American theatre has forgotten that its purpose is to comment on life in some way, seriously or humorously, to help its audiences understand the world around and think through their lives and cope.  This doesn’t always mean “realistic” or “set locally”.  But some of these might help.  Yes, we can identify with the revolution East Whereeverstan, and with the Russian Tsar seducing the priest’s wife, but what about Donald Trump attacking teenage beauty contestants?  Drunkenness and violence in Ireland might speak to some of us, but what about the opiod problem in rural America?  Apartheid in South Africa in 1950 has some resonance to American racism, but how about a play about the resurgence of the KKK in Mississippi?  The alt-right?


I personally believe that many of the decisions about what the audience should find fascinating are made by men having no skin in the game—they aren’t part of the life of the average American theatre-goer:  a married person with kids, working on a schedule, worried about the quality of the schools in his/her city, and about the cost of insurance.  The decision makers feel they are “better” than their audiences, and that their job is to “broaden” them. (In many theatres, you can go to the free lecture before the show, and they’ll tell you what it’s about and why that makes it fab, as if you couldn’t know without them, because your PhD is in Physics, not Drama.)

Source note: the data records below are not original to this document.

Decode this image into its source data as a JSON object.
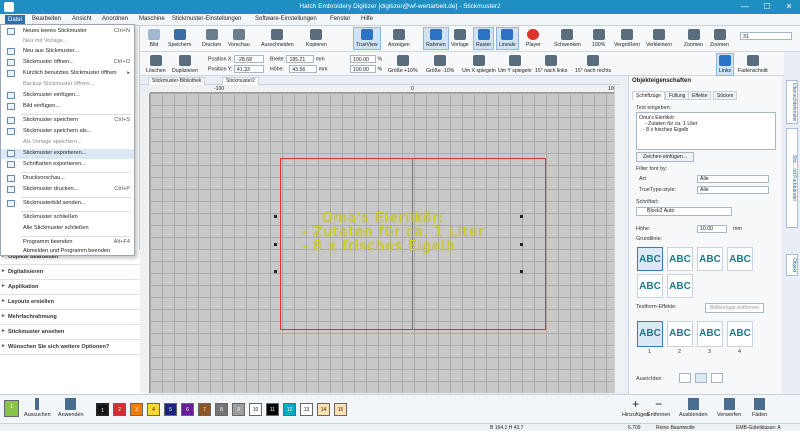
{
  "window": {
    "title": "Hatch Embroidery Digitizer [digitizer@wf-wertarbeit.de] - Stickmuster2",
    "minimize": "—",
    "maximize": "☐",
    "close": "✕"
  },
  "menu": [
    "Datei",
    "Bearbeiten",
    "Ansicht",
    "Anordnen",
    "Maschine",
    "Stickmuster-Einstellungen",
    "Software-Einstellungen",
    "Fenster",
    "Hilfe"
  ],
  "dropdown": [
    {
      "label": "Neues leeres Stickmuster",
      "shortcut": "Ctrl+N"
    },
    {
      "label": "Neu mit Vorlage...",
      "shortcut": "",
      "disabled": true
    },
    {
      "label": "Neu aus Stickmuster...",
      "shortcut": ""
    },
    {
      "label": "Stickmuster öffnen...",
      "shortcut": "Ctrl+O"
    },
    {
      "label": "Kürzlich benutztes Stickmuster öffnen",
      "shortcut": "",
      "submenu": true
    },
    {
      "label": "Backup Stickmuster öffnen...",
      "shortcut": "",
      "disabled": true
    },
    {
      "label": "Stickmuster einfügen...",
      "shortcut": ""
    },
    {
      "label": "Bild einfügen...",
      "shortcut": ""
    },
    {
      "label": "Stickmuster speichern",
      "shortcut": "Ctrl+S"
    },
    {
      "label": "Stickmuster speichern als...",
      "shortcut": ""
    },
    {
      "label": "Als Vorlage speichern...",
      "shortcut": "",
      "disabled": true
    },
    {
      "label": "Stickmuster exportieren...",
      "shortcut": "",
      "highlight": true
    },
    {
      "label": "Schriftarten exportieren...",
      "shortcut": ""
    },
    {
      "label": "Druckvorschau...",
      "shortcut": ""
    },
    {
      "label": "Stickmuster drucken...",
      "shortcut": "Ctrl+P"
    },
    {
      "label": "Stickmusterbild senden...",
      "shortcut": ""
    },
    {
      "label": "Stickmuster schließen",
      "shortcut": ""
    },
    {
      "label": "Alle Stickmuster schließen",
      "shortcut": ""
    },
    {
      "label": "Programm beenden",
      "shortcut": "Alt+F4"
    },
    {
      "label": "Abmelden und Programm beenden",
      "shortcut": ""
    }
  ],
  "toolbar1": [
    "Bild",
    "Speichern",
    "Drucken",
    "Vorschau",
    "Ausschneiden",
    "Kopieren",
    "TrueView",
    "Anzeigen",
    "Rahmen",
    "Vorlage",
    "Raster",
    "Lineale",
    "Player",
    "Schwenken",
    "100%",
    "Vergrößern",
    "Verkleinern",
    "Zoomen",
    "Zoomen"
  ],
  "zoom_select": "31",
  "toolbar2": {
    "buttons": [
      "Löschen",
      "Duplizieren",
      "Größe +10%",
      "Größe -10%",
      "Um X spiegeln",
      "Um Y spiegeln",
      "15° nach links",
      "15° nach rechts",
      "Links",
      "Fadenschnitt"
    ],
    "pos_x_label": "Position X:",
    "pos_x": "-28.68",
    "pos_y_label": "Position Y:",
    "pos_y": "41.33",
    "width_label": "Breite:",
    "width": "185.21",
    "height_label": "Höhe:",
    "height": "43.56",
    "unit": "mm",
    "pct_w": "100.00",
    "pct_h": "100.00",
    "pct": "%"
  },
  "doc_tabs": [
    "Stickmuster-Bibliothek",
    "Stickmuster2"
  ],
  "ruler": {
    "l100": "-100",
    "l0": "0",
    "l100p": "100"
  },
  "embroidery_lines": [
    "Oma's Eierlikör:",
    "- Zutaten für ca. 1 Liter",
    "- 8 x frisches Eigelb"
  ],
  "left_panel": [
    "Objekte bearbeiten",
    "Digitalisieren",
    "Applikation",
    "Layouts erstellen",
    "Mehrfachrahmung",
    "Stickmuster ansehen",
    "Wünschen Sie sich weitere Optionen?"
  ],
  "right_panel": {
    "title": "Objekteigenschaften",
    "tabs": [
      "Schriftzüge",
      "Füllung",
      "Effekte",
      "Sticken"
    ],
    "text_label": "Text eingeben:",
    "text_lines": [
      "Oma's Eierlikör:",
      "- Zutaten für ca. 1 Liter",
      "- 8 x frisches Eigelb"
    ],
    "insert_chars_btn": "Zeichen einfügen...",
    "font_filter": "Filter font by:",
    "art_label": "Art:",
    "art_value": "Alle",
    "truetype_label": "TrueType-style:",
    "truetype_value": "Alle",
    "font_label": "Schriftart:",
    "font_value": "Block2 Auto",
    "height_label": "Höhe:",
    "height_value": "10.00",
    "height_unit": "mm",
    "baselines": "Grundlinie:",
    "effects_label": "Textform-Effekte:",
    "remove_btn": "Bildvorlage entfernen",
    "align_label": "Ausrichten",
    "thumb_label": "ABC",
    "effect_nums": [
      "1",
      "2",
      "3",
      "4"
    ]
  },
  "side_tabs": [
    "Übersichtsfenster",
    "Stic…nd Farbbänder",
    "Objekt"
  ],
  "colors": [
    {
      "n": "1",
      "c": "#8bc34a",
      "dark": false
    },
    {
      "n": "1",
      "c": "#111111",
      "dark": true
    },
    {
      "n": "2",
      "c": "#d32f2f",
      "dark": true
    },
    {
      "n": "3",
      "c": "#f57c00",
      "dark": true
    },
    {
      "n": "4",
      "c": "#fdd835",
      "dark": false
    },
    {
      "n": "5",
      "c": "#1a237e",
      "dark": true
    },
    {
      "n": "6",
      "c": "#6a1b9a",
      "dark": true
    },
    {
      "n": "7",
      "c": "#8d5524",
      "dark": true
    },
    {
      "n": "8",
      "c": "#757575",
      "dark": true
    },
    {
      "n": "9",
      "c": "#9e9e9e",
      "dark": true
    },
    {
      "n": "10",
      "c": "#ffffff",
      "dark": false
    },
    {
      "n": "11",
      "c": "#000000",
      "dark": true
    },
    {
      "n": "12",
      "c": "#00acc1",
      "dark": true
    },
    {
      "n": "13",
      "c": "#ffffff",
      "dark": false
    },
    {
      "n": "14",
      "c": "#ffe0b2",
      "dark": false
    },
    {
      "n": "15",
      "c": "#ffe0b2",
      "dark": false
    }
  ],
  "bottom_left": [
    "Aussuchen",
    "Anwenden"
  ],
  "bottom_right": [
    "Hinzufügen",
    "Entfernen",
    "Ausblenden",
    "Verwerfen",
    "Fäden"
  ],
  "status": {
    "coords": "B 164.1 H 43.7",
    "stitches": "6.709",
    "thread": "Reine Baumwolle",
    "fabric": "EMB-Gütetklasse: A"
  }
}
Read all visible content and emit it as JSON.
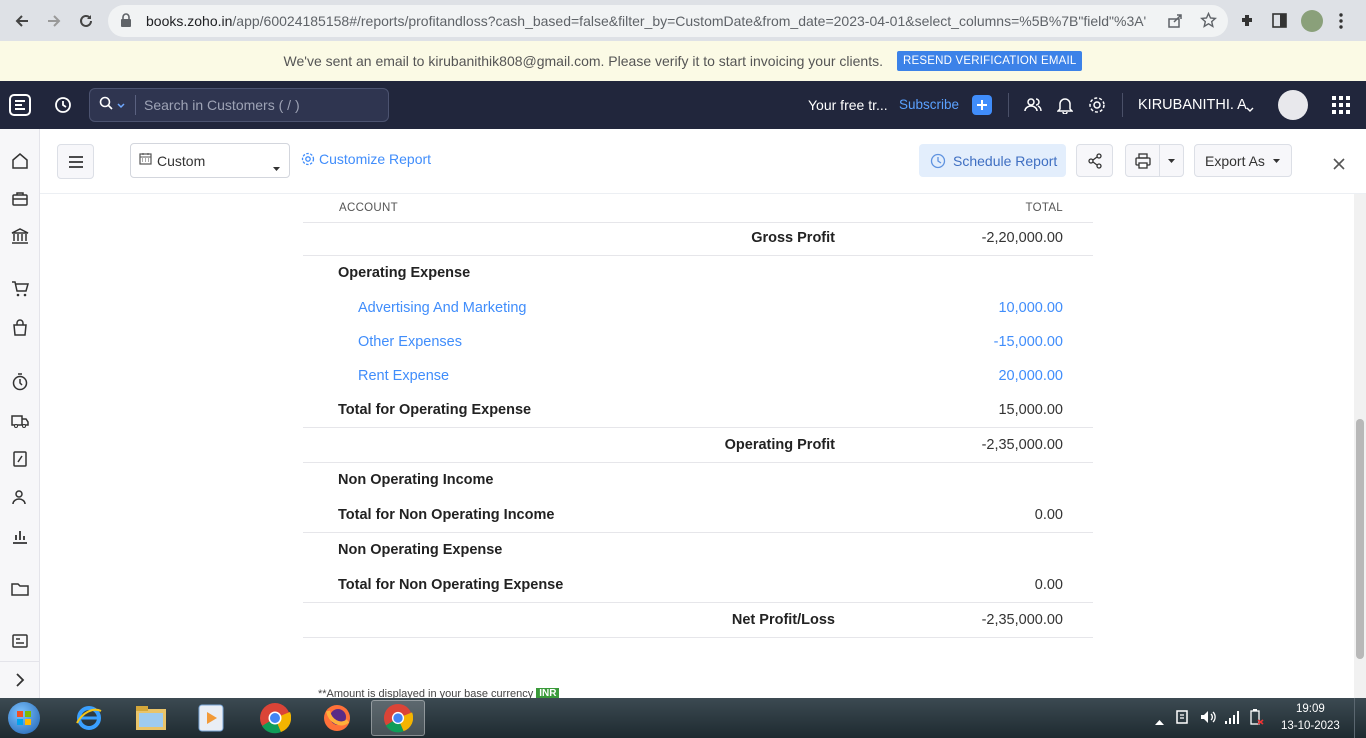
{
  "browser": {
    "url_host": "books.zoho.in",
    "url_path": "/app/60024185158#/reports/profitandloss?cash_based=false&filter_by=CustomDate&from_date=2023-04-01&select_columns=%5B%7B\"field\"%3A\"..."
  },
  "banner": {
    "message": "We've sent an email to kirubanithik808@gmail.com. Please verify it to start invoicing your clients.",
    "resend_label": "RESEND VERIFICATION EMAIL"
  },
  "topnav": {
    "search_placeholder": "Search in Customers ( / )",
    "trial_text": "Your free tr...",
    "subscribe_label": "Subscribe",
    "user_name": "KIRUBANITHI. A"
  },
  "toolbar": {
    "filter_value": "Custom",
    "customize_label": "Customize Report",
    "schedule_label": "Schedule Report",
    "export_label": "Export As"
  },
  "report": {
    "col_account": "ACCOUNT",
    "col_total": "TOTAL",
    "gross_profit_label": "Gross Profit",
    "gross_profit_value": "-2,20,000.00",
    "opex_header": "Operating Expense",
    "opex_items": [
      {
        "label": "Advertising And Marketing",
        "value": "10,000.00"
      },
      {
        "label": "Other Expenses",
        "value": "-15,000.00"
      },
      {
        "label": "Rent Expense",
        "value": "20,000.00"
      }
    ],
    "opex_total_label": "Total for Operating Expense",
    "opex_total_value": "15,000.00",
    "operating_profit_label": "Operating Profit",
    "operating_profit_value": "-2,35,000.00",
    "noi_header": "Non Operating Income",
    "noi_total_label": "Total for Non Operating Income",
    "noi_total_value": "0.00",
    "noe_header": "Non Operating Expense",
    "noe_total_label": "Total for Non Operating Expense",
    "noe_total_value": "0.00",
    "net_label": "Net Profit/Loss",
    "net_value": "-2,35,000.00",
    "footnote": "**Amount is displayed in your base currency",
    "currency_badge": "INR"
  },
  "taskbar": {
    "time": "19:09",
    "date": "13-10-2023"
  }
}
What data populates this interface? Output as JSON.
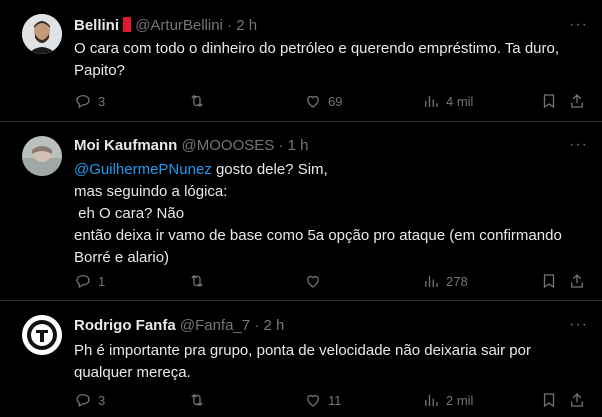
{
  "tweets": [
    {
      "name": "Bellini",
      "handle": "@ArturBellini",
      "time": "2 h",
      "lines": [
        "O cara com todo o dinheiro do petróleo e querendo empréstimo. Ta duro,",
        "Papito?"
      ],
      "replies": "3",
      "retweets": "",
      "likes": "69",
      "views": "4 mil"
    },
    {
      "name": "Moi Kaufmann",
      "handle": "@MOOOSES",
      "time": "1 h",
      "mention": "@GuilhermePNunez",
      "first_line_rest": " gosto dele? Sim,",
      "lines": [
        "mas seguindo a lógica:",
        " eh O cara? Não",
        "então deixa ir vamo de base como 5a opção pro ataque (em confirmando",
        "Borré e alario)"
      ],
      "replies": "1",
      "retweets": "",
      "likes": "",
      "views": "278"
    },
    {
      "name": "Rodrigo Fanfa",
      "handle": "@Fanfa_7",
      "time": "2 h",
      "lines": [
        "Ph é importante pra grupo, ponta de velocidade não deixaria sair por",
        "qualquer mereça."
      ],
      "replies": "3",
      "retweets": "",
      "likes": "11",
      "views": "2 mil"
    }
  ],
  "ui": {
    "dot": "·",
    "more": "···"
  }
}
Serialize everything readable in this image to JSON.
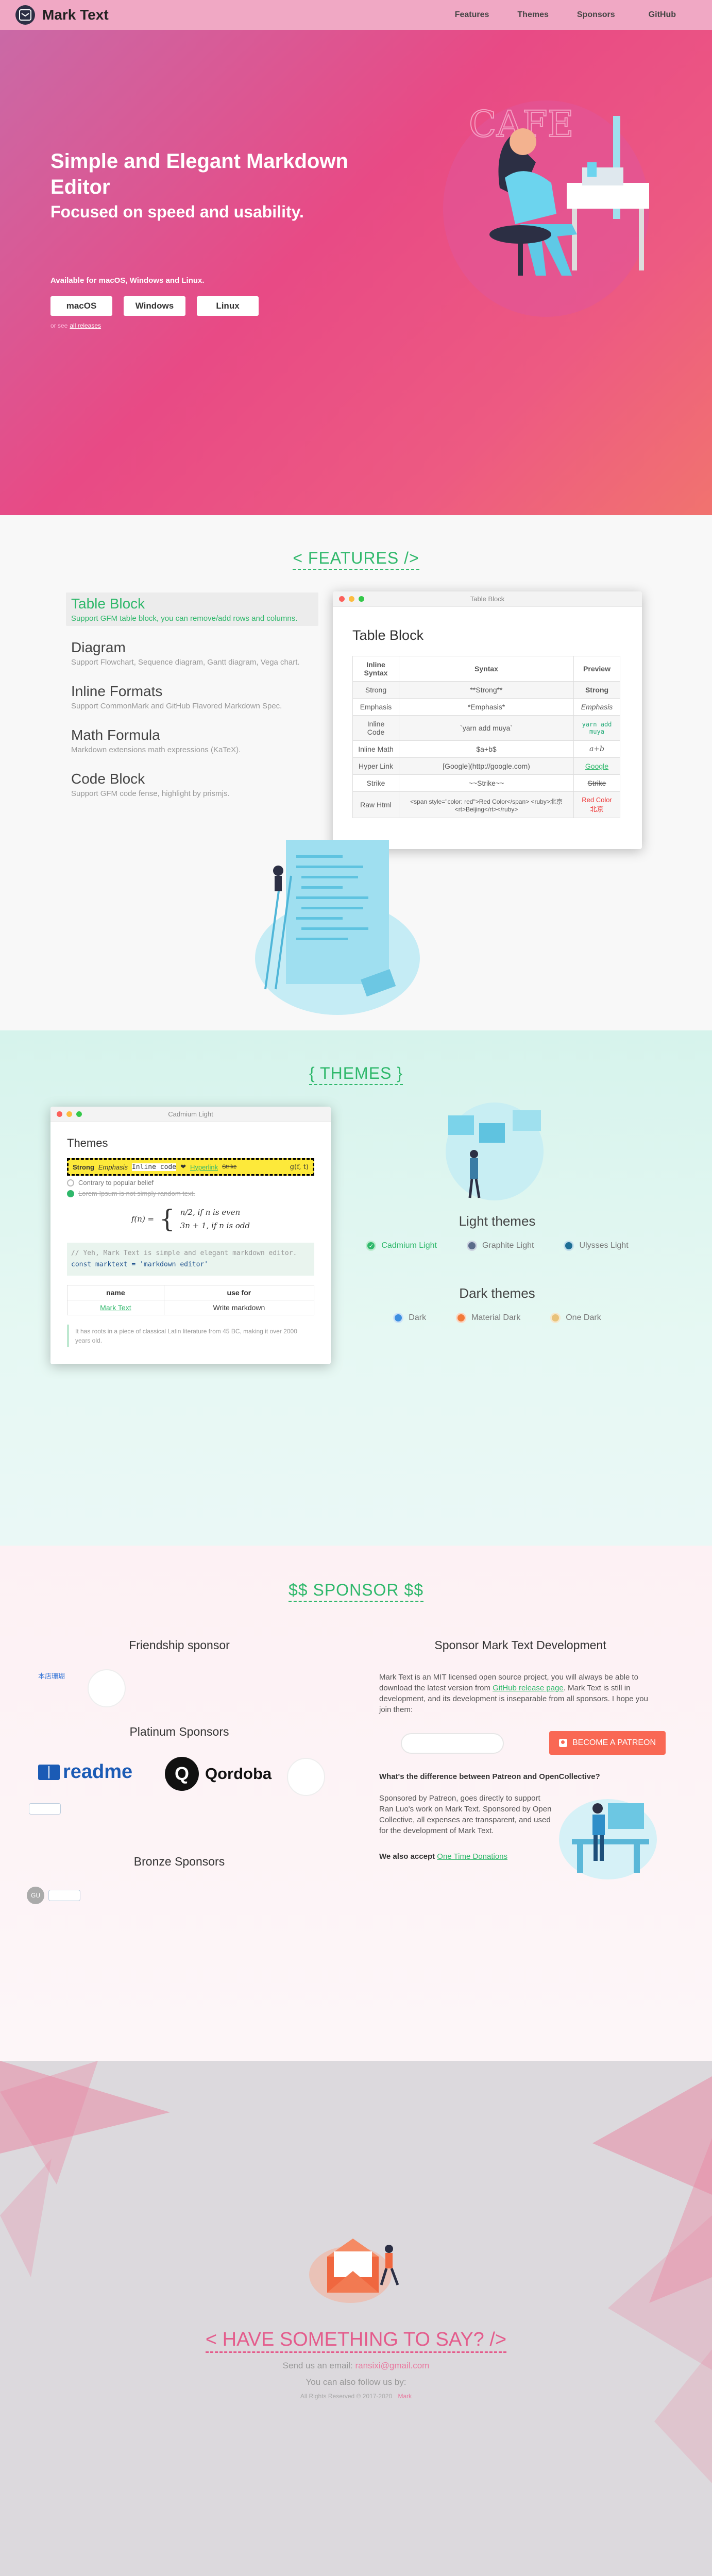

Sometimes we ordinary, dull people would like to see the shop owner in SF who is dealing with kids stealing his candy, or the pregnant woman in Florida finding out she has zika.  We want to laugh at the American congressman who is sucked in by Big Oil explaining his campaign contributions, or cry with the mother whose daughter was raped by her corporal in the army and who committed suicide.  We have a life here in America, and it’s pretty meaningful and if we’re going to go to the theatre we want to see something that relates to it, in some way or the other.  Or we’ll look for a good movie—after all, that is a type of theatre, too, and they have discovered our lives.


One of the board members of a South Bay theatre was lamenting to me recently that although the techies in their area were earning potloads of money, “They don’t give it to theatre, and they don’t come, either”.  I asked her if they had done any plays with techies in them, or about ride sharing, AirBNB, the cost of housing in the Bay Area, the water they want to send south, or new energy technologies—or?


Do you think no one is writing those plays?

Do you think no one will come to a new play?

But do you know a theatre that has put out the call for them, and tried telling its audience what it was trying to do?


I’m just saying.